Set down each record exactly. Omit the pictures.

══════════════════════════════

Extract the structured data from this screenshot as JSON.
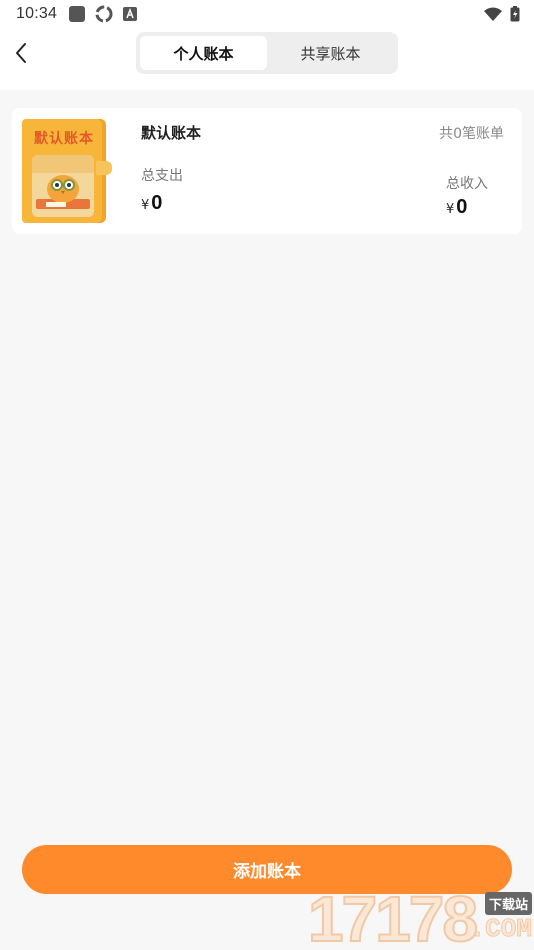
{
  "status_bar": {
    "time": "10:34"
  },
  "header": {
    "tabs": [
      {
        "label": "个人账本",
        "active": true
      },
      {
        "label": "共享账本",
        "active": false
      }
    ]
  },
  "ledger": {
    "book_cover_text": "默认账本",
    "name": "默认账本",
    "count_text": "共0笔账单",
    "expense_label": "总支出",
    "expense_currency": "¥",
    "expense_value": "0",
    "income_label": "总收入",
    "income_currency": "¥",
    "income_value": "0"
  },
  "add_button": {
    "label": "添加账本"
  },
  "watermark": {
    "digits": "17178",
    "site_label": "下载站",
    "domain": ".COM"
  },
  "colors": {
    "accent": "#fe8a2c",
    "book": "#f7b63a",
    "book_title": "#e25a2a"
  },
  "icons": [
    "back-arrow-icon",
    "app-notification-icon",
    "sync-icon",
    "a-icon",
    "wifi-icon",
    "battery-icon"
  ]
}
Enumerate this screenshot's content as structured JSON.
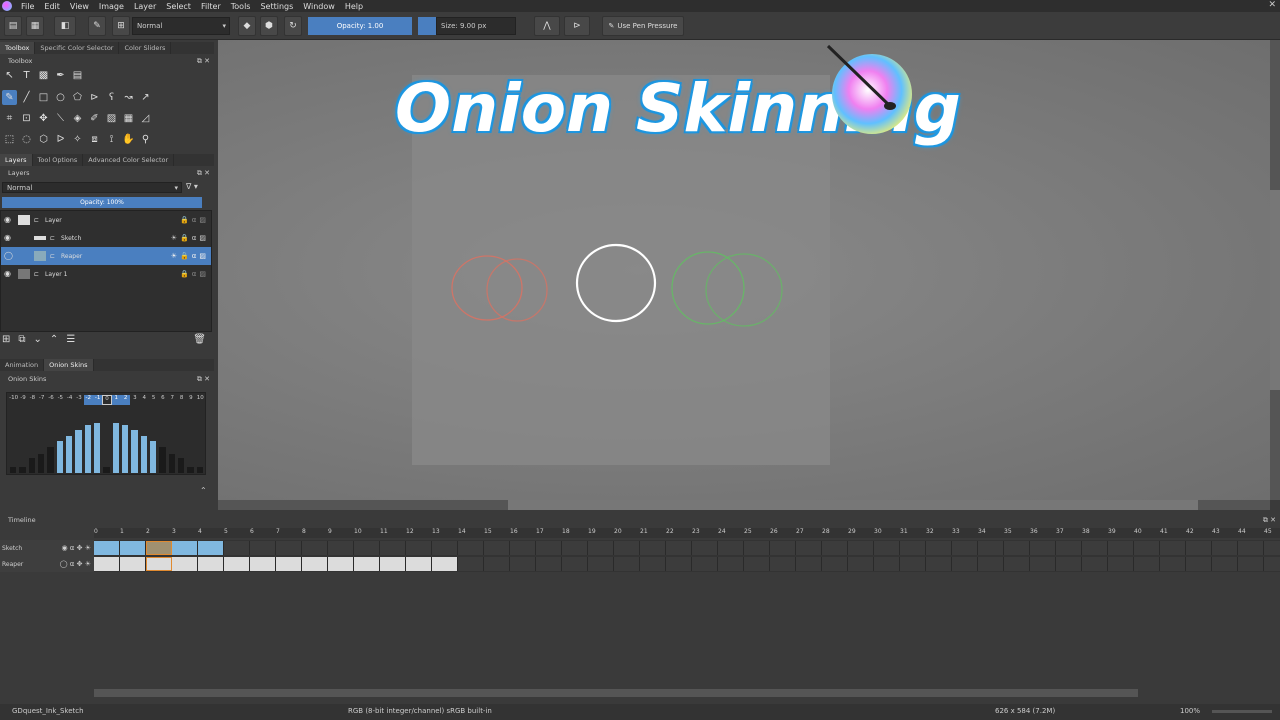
{
  "menu": [
    "File",
    "Edit",
    "View",
    "Image",
    "Layer",
    "Select",
    "Filter",
    "Tools",
    "Settings",
    "Window",
    "Help"
  ],
  "toolbar": {
    "blend_mode": "Normal",
    "opacity_label": "Opacity: 1.00",
    "size_label": "Size: 9.00 px",
    "pen_pressure_label": "Use Pen Pressure"
  },
  "dock_tabs_top": [
    "Toolbox",
    "Specific Color Selector",
    "Color Sliders"
  ],
  "toolbox_title": "Toolbox",
  "dock_tabs_mid": [
    "Layers",
    "Tool Options",
    "Advanced Color Selector"
  ],
  "layers": {
    "title": "Layers",
    "blend_mode": "Normal",
    "opacity_label": "Opacity: 100%",
    "items": [
      {
        "name": "Layer",
        "selected": false
      },
      {
        "name": "Sketch",
        "selected": false
      },
      {
        "name": "Reaper",
        "selected": true
      },
      {
        "name": "Layer 1",
        "selected": false
      }
    ]
  },
  "dock_tabs_bottom": [
    "Animation",
    "Onion Skins"
  ],
  "onion": {
    "title": "Onion Skins",
    "numbers": [
      "-10",
      "-9",
      "-8",
      "-7",
      "-6",
      "-5",
      "-4",
      "-3",
      "-2",
      "-1",
      "0",
      "1",
      "2",
      "3",
      "4",
      "5",
      "6",
      "7",
      "8",
      "9",
      "10"
    ],
    "levels": [
      0,
      0,
      0.2,
      0.3,
      0.45,
      0.6,
      0.7,
      0.85,
      0.95,
      1,
      0,
      1,
      0.95,
      0.85,
      0.7,
      0.6,
      0.45,
      0.3,
      0.2,
      0,
      0
    ]
  },
  "canvas_title": "Onion Skinning",
  "colors": {
    "accent": "#4a7fc0",
    "past_onion": "#e07060",
    "future_onion": "#60c060"
  },
  "timeline": {
    "title": "Timeline",
    "frame_numbers": [
      "0",
      "1",
      "2",
      "3",
      "4",
      "5",
      "6",
      "7",
      "8",
      "9",
      "10",
      "11",
      "12",
      "13",
      "14",
      "15",
      "16",
      "17",
      "18",
      "19",
      "20",
      "21",
      "22",
      "23",
      "24",
      "25",
      "26",
      "27",
      "28",
      "29",
      "30",
      "31",
      "32",
      "33",
      "34",
      "35",
      "36",
      "37",
      "38",
      "39",
      "40",
      "41",
      "42",
      "43",
      "44",
      "45"
    ],
    "tracks": [
      {
        "name": "Sketch",
        "filled_frames": 5
      },
      {
        "name": "Reaper",
        "filled_frames": 14
      }
    ],
    "current_frame": 2
  },
  "status": {
    "document": "GDquest_Ink_Sketch",
    "color_space": "RGB (8-bit integer/channel)  sRGB built-in",
    "dimensions": "626 x 584 (7.2M)",
    "zoom": "100%"
  }
}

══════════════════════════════

TASK RESPONSE:
Extract the structured data from this screenshot as JSON.
{
  "status_bar": {
    "time": "10:34"
  },
  "header": {
    "tabs": [
      {
        "label": "个人账本",
        "active": true
      },
      {
        "label": "共享账本",
        "active": false
      }
    ]
  },
  "ledger": {
    "book_cover_text": "默认账本",
    "name": "默认账本",
    "count_text": "共0笔账单",
    "expense_label": "总支出",
    "expense_currency": "¥",
    "expense_value": "0",
    "income_label": "总收入",
    "income_currency": "¥",
    "income_value": "0"
  },
  "add_button": {
    "label": "添加账本"
  },
  "watermark": {
    "digits": "17178",
    "site_label": "下载站",
    "domain": ".COM"
  },
  "colors": {
    "accent": "#fe8a2c",
    "book": "#f7b63a",
    "book_title": "#e25a2a"
  },
  "icons": [
    "back-arrow-icon",
    "app-notification-icon",
    "sync-icon",
    "a-icon",
    "wifi-icon",
    "battery-icon"
  ]
}
Enumerate this screenshot's content as structured JSON.
{
  "menu": [
    "File",
    "Edit",
    "View",
    "Image",
    "Layer",
    "Select",
    "Filter",
    "Tools",
    "Settings",
    "Window",
    "Help"
  ],
  "toolbar": {
    "blend_mode": "Normal",
    "opacity_label": "Opacity: 1.00",
    "size_label": "Size: 9.00 px",
    "pen_pressure_label": "Use Pen Pressure"
  },
  "dock_tabs_top": [
    "Toolbox",
    "Specific Color Selector",
    "Color Sliders"
  ],
  "toolbox_title": "Toolbox",
  "dock_tabs_mid": [
    "Layers",
    "Tool Options",
    "Advanced Color Selector"
  ],
  "layers": {
    "title": "Layers",
    "blend_mode": "Normal",
    "opacity_label": "Opacity: 100%",
    "items": [
      {
        "name": "Layer",
        "selected": false
      },
      {
        "name": "Sketch",
        "selected": false
      },
      {
        "name": "Reaper",
        "selected": true
      },
      {
        "name": "Layer 1",
        "selected": false
      }
    ]
  },
  "dock_tabs_bottom": [
    "Animation",
    "Onion Skins"
  ],
  "onion": {
    "title": "Onion Skins",
    "numbers": [
      "-10",
      "-9",
      "-8",
      "-7",
      "-6",
      "-5",
      "-4",
      "-3",
      "-2",
      "-1",
      "0",
      "1",
      "2",
      "3",
      "4",
      "5",
      "6",
      "7",
      "8",
      "9",
      "10"
    ],
    "levels": [
      0,
      0,
      0.2,
      0.3,
      0.45,
      0.6,
      0.7,
      0.85,
      0.95,
      1,
      0,
      1,
      0.95,
      0.85,
      0.7,
      0.6,
      0.45,
      0.3,
      0.2,
      0,
      0
    ]
  },
  "canvas_title": "Onion Skinning",
  "colors": {
    "accent": "#4a7fc0",
    "past_onion": "#e07060",
    "future_onion": "#60c060"
  },
  "timeline": {
    "title": "Timeline",
    "frame_numbers": [
      "0",
      "1",
      "2",
      "3",
      "4",
      "5",
      "6",
      "7",
      "8",
      "9",
      "10",
      "11",
      "12",
      "13",
      "14",
      "15",
      "16",
      "17",
      "18",
      "19",
      "20",
      "21",
      "22",
      "23",
      "24",
      "25",
      "26",
      "27",
      "28",
      "29",
      "30",
      "31",
      "32",
      "33",
      "34",
      "35",
      "36",
      "37",
      "38",
      "39",
      "40",
      "41",
      "42",
      "43",
      "44",
      "45"
    ],
    "tracks": [
      {
        "name": "Sketch",
        "filled_frames": 5
      },
      {
        "name": "Reaper",
        "filled_frames": 14
      }
    ],
    "current_frame": 2
  },
  "status": {
    "document": "GDquest_Ink_Sketch",
    "color_space": "RGB (8-bit integer/channel)  sRGB built-in",
    "dimensions": "626 x 584 (7.2M)",
    "zoom": "100%"
  }
}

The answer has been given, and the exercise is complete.